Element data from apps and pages
◇ ◇ ◇ ◇ ◇
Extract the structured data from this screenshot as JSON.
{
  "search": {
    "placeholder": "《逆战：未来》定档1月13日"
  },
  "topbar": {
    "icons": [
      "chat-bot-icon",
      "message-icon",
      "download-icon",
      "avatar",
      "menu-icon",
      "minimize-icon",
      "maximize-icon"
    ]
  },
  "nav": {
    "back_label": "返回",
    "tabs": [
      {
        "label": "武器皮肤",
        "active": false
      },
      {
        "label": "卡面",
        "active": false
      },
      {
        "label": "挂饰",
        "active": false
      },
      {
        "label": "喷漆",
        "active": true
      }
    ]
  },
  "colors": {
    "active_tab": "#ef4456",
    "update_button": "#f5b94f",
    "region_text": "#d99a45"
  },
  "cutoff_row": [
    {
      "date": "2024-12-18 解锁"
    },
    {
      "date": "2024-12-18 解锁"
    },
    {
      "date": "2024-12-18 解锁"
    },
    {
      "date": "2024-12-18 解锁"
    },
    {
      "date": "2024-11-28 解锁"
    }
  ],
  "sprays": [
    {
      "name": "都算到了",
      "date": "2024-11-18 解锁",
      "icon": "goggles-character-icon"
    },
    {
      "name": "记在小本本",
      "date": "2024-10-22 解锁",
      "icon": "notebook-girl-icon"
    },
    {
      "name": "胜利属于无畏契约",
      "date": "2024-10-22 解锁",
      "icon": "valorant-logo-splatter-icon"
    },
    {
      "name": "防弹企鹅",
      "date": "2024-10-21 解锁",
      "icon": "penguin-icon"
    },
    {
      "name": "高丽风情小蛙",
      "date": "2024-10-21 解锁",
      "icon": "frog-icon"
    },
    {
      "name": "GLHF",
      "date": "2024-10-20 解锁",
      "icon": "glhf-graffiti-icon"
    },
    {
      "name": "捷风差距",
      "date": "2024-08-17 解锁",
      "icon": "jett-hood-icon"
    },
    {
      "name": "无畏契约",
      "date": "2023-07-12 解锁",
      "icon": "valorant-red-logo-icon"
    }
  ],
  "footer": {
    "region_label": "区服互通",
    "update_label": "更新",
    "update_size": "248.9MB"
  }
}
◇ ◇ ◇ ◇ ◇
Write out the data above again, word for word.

Extract the structured data from this screenshot as JSON.
{
  "search": {
    "placeholder": "《逆战：未来》定档1月13日"
  },
  "topbar": {
    "icons": [
      "chat-bot-icon",
      "message-icon",
      "download-icon",
      "avatar",
      "menu-icon",
      "minimize-icon",
      "maximize-icon"
    ]
  },
  "nav": {
    "back_label": "返回",
    "tabs": [
      {
        "label": "武器皮肤",
        "active": false
      },
      {
        "label": "卡面",
        "active": false
      },
      {
        "label": "挂饰",
        "active": false
      },
      {
        "label": "喷漆",
        "active": true
      }
    ]
  },
  "colors": {
    "active_tab": "#ef4456",
    "update_button": "#f5b94f",
    "region_text": "#d99a45"
  },
  "cutoff_row": [
    {
      "date": "2024-12-18 解锁"
    },
    {
      "date": "2024-12-18 解锁"
    },
    {
      "date": "2024-12-18 解锁"
    },
    {
      "date": "2024-12-18 解锁"
    },
    {
      "date": "2024-11-28 解锁"
    }
  ],
  "sprays": [
    {
      "name": "都算到了",
      "date": "2024-11-18 解锁",
      "icon": "goggles-character-icon"
    },
    {
      "name": "记在小本本",
      "date": "2024-10-22 解锁",
      "icon": "notebook-girl-icon"
    },
    {
      "name": "胜利属于无畏契约",
      "date": "2024-10-22 解锁",
      "icon": "valorant-logo-splatter-icon"
    },
    {
      "name": "防弹企鹅",
      "date": "2024-10-21 解锁",
      "icon": "penguin-icon"
    },
    {
      "name": "高丽风情小蛙",
      "date": "2024-10-21 解锁",
      "icon": "frog-icon"
    },
    {
      "name": "GLHF",
      "date": "2024-10-20 解锁",
      "icon": "glhf-graffiti-icon"
    },
    {
      "name": "捷风差距",
      "date": "2024-08-17 解锁",
      "icon": "jett-hood-icon"
    },
    {
      "name": "无畏契约",
      "date": "2023-07-12 解锁",
      "icon": "valorant-red-logo-icon"
    }
  ],
  "footer": {
    "region_label": "区服互通",
    "update_label": "更新",
    "update_size": "248.9MB"
  }
}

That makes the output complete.